Dataset entries
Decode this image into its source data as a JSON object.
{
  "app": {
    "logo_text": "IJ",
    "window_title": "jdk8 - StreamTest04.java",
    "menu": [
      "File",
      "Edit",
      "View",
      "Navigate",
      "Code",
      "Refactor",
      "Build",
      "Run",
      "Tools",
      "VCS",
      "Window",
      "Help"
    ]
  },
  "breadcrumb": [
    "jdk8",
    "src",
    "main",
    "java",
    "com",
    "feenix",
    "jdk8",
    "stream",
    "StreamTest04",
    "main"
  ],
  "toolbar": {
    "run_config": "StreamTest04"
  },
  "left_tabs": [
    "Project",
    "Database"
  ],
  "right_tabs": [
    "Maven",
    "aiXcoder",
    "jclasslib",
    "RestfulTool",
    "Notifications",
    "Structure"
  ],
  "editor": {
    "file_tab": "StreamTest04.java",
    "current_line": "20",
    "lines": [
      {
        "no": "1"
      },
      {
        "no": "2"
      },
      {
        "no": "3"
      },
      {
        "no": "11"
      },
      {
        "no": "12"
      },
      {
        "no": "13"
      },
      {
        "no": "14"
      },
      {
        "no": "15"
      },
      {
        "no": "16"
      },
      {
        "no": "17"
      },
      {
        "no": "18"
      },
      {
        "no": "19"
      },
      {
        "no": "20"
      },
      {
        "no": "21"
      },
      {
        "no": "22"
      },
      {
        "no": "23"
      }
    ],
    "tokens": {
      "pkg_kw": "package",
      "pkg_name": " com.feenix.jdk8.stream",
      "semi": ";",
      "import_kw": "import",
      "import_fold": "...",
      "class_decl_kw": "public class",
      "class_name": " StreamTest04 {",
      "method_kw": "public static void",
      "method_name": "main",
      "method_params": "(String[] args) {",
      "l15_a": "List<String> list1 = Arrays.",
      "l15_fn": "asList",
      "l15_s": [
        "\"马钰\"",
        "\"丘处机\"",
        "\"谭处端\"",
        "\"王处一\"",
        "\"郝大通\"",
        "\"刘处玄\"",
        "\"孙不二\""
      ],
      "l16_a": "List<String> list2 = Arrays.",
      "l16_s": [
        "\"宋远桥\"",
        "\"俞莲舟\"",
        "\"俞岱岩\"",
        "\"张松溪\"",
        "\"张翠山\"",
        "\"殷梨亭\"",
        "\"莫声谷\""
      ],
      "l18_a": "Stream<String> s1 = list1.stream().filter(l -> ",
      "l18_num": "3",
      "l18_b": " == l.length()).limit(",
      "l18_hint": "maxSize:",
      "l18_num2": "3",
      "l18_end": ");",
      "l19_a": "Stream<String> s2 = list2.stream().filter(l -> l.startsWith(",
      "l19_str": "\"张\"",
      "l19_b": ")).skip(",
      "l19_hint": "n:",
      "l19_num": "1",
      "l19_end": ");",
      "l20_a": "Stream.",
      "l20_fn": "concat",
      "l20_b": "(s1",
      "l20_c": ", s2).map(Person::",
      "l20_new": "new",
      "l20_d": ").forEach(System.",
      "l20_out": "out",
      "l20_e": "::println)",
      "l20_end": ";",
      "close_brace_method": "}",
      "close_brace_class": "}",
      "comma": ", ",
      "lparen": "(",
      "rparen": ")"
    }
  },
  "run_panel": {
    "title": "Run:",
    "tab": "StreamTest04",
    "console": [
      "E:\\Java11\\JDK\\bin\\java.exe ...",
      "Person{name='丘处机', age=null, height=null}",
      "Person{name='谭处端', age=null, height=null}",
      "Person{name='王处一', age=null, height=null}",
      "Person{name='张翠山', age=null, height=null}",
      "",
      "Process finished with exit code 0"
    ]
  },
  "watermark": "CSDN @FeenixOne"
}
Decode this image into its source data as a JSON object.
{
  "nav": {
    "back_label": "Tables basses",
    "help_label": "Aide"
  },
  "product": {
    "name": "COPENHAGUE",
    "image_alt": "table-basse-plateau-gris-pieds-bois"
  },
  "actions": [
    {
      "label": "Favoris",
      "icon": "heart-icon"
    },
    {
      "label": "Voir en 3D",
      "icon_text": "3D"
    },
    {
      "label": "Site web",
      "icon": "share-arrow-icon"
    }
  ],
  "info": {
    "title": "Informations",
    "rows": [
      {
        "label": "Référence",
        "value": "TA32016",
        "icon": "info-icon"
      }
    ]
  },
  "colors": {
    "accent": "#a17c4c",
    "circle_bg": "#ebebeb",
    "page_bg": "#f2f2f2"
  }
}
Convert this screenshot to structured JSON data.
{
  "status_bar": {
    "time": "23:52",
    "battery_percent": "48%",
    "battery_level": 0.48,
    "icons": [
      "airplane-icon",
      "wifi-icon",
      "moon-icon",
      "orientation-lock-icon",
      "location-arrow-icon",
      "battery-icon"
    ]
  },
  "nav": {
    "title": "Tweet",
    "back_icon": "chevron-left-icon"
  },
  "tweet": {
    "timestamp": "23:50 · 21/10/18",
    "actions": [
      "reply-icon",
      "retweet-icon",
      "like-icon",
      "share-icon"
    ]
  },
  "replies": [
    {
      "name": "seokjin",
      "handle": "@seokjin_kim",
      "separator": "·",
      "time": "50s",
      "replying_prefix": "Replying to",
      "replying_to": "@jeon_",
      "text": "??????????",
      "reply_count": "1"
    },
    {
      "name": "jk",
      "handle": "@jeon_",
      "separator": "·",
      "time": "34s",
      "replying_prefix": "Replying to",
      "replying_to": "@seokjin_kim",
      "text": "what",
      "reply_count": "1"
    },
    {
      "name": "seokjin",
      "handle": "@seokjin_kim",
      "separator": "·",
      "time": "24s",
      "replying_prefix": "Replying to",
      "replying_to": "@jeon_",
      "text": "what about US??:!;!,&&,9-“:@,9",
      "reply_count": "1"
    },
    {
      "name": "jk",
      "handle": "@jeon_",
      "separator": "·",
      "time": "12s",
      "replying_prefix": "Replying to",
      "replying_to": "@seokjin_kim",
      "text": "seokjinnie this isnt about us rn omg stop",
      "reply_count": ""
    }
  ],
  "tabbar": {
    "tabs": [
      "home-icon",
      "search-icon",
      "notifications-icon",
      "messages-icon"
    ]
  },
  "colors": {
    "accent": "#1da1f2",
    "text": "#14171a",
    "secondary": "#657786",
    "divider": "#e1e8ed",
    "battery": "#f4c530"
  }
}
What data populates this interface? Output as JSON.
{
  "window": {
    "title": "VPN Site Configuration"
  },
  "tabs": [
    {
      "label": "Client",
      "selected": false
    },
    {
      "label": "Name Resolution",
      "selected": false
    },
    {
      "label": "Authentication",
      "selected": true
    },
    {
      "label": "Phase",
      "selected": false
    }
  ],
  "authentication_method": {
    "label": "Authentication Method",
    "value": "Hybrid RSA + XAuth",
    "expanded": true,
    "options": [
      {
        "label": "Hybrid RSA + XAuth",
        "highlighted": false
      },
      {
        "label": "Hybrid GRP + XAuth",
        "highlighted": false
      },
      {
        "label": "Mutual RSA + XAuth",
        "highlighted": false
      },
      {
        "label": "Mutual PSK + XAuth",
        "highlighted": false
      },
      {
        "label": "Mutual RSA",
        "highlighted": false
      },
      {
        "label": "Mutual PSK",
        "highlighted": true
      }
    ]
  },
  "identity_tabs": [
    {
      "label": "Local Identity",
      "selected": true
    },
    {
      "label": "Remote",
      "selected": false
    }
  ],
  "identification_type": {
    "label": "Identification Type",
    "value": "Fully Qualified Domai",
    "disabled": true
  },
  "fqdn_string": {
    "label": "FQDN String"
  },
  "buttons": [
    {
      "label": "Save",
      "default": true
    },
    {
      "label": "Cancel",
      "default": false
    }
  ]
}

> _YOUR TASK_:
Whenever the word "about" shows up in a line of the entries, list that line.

> _COMPLETED EXERCISE_:
      "text": "what about US??:!;!,&&,9-“:@,9",
      "text": "seokjinnie this isnt about us rn omg stop",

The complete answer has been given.